▶ _Exercise goal_: Among the lines of the records, please find those that contain the word "слоя" and copy them.

▶ _Information supplied_:

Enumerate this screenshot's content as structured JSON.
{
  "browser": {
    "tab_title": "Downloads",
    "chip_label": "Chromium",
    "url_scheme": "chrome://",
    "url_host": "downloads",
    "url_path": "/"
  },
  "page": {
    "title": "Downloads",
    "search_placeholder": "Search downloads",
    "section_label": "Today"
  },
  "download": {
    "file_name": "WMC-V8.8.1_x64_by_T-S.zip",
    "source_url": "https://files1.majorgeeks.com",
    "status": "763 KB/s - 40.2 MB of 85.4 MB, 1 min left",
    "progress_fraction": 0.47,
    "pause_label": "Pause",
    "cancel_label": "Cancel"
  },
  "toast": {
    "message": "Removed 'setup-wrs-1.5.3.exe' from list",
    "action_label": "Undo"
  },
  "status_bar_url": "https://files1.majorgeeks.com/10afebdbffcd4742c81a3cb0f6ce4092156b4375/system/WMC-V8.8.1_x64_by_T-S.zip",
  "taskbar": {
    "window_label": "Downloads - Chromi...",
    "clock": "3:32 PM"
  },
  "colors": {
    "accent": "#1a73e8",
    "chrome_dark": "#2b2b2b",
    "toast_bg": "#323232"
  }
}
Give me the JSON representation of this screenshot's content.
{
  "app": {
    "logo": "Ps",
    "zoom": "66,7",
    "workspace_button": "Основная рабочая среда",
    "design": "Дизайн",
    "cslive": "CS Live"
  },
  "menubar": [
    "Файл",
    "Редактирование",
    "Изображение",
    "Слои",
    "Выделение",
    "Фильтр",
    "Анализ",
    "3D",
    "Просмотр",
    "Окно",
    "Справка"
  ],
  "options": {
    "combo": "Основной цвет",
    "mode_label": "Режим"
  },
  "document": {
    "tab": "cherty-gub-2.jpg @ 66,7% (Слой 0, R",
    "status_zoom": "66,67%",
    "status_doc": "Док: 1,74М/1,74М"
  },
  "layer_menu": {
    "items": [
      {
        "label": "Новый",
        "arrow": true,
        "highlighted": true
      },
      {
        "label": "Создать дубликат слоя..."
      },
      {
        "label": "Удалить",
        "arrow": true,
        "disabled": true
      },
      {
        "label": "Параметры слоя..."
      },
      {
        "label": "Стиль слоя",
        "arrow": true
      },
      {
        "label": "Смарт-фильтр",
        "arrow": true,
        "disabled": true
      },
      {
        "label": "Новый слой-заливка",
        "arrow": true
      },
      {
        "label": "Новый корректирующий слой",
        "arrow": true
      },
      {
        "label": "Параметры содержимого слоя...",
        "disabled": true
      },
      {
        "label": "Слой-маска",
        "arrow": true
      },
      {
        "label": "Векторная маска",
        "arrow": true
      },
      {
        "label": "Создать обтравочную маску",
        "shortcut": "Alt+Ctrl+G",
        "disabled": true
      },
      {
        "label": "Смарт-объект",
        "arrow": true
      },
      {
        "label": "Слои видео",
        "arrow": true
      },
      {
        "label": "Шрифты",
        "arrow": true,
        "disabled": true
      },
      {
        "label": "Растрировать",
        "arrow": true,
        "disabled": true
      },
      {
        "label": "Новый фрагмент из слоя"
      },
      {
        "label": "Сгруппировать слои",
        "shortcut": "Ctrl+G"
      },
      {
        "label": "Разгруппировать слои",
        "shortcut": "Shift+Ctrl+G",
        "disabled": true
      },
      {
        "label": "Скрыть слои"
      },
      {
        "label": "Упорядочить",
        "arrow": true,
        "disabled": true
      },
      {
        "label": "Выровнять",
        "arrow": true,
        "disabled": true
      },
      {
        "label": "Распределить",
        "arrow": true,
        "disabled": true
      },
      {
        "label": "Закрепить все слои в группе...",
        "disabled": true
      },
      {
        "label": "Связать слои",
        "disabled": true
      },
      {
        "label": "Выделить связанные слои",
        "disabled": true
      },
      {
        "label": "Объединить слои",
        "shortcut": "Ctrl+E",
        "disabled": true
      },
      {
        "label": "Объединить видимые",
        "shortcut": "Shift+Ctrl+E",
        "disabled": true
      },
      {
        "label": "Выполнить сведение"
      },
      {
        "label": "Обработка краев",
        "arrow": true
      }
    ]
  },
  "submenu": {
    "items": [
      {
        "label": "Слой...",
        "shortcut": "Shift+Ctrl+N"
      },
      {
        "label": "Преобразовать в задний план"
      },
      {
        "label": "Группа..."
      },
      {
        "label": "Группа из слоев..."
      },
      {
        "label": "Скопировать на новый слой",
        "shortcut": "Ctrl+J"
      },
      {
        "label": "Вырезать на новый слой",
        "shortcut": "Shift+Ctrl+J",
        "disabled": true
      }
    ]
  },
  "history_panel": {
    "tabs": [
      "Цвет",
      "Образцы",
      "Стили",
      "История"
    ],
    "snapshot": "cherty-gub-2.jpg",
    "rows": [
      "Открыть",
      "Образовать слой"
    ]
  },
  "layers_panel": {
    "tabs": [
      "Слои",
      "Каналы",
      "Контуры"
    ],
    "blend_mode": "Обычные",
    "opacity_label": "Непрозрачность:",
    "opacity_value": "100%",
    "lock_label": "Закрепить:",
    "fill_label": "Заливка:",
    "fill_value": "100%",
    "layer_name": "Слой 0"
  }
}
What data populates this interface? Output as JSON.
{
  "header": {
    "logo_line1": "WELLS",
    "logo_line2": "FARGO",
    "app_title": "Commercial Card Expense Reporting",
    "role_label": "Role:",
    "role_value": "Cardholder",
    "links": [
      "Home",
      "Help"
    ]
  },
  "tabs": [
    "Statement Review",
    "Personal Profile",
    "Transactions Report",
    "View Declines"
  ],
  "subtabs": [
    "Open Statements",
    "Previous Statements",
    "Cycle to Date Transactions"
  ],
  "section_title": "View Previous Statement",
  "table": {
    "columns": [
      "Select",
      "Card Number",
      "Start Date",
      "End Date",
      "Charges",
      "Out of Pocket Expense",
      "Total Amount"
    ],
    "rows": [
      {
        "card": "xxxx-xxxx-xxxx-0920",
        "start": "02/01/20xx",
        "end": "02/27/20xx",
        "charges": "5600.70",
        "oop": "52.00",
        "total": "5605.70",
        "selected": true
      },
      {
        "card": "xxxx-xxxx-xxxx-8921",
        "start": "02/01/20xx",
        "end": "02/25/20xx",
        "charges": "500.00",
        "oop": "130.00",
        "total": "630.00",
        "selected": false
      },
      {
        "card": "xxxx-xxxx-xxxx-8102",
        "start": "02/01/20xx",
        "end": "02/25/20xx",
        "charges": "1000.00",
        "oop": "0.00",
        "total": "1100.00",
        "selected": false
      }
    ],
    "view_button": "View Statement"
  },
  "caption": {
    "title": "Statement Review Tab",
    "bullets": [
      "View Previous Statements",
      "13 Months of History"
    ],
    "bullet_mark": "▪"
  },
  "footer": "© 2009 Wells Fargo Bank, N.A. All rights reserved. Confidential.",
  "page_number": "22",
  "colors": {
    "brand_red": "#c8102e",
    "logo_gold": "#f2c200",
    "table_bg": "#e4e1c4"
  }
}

▶ _Response area_:
        "label": "Создать дубликат слоя..."
        "label": "Параметры слоя..."
        "label": "Стиль слоя",
        "label": "Параметры содержимого слоя...",
        "label": "Новый фрагмент из слоя"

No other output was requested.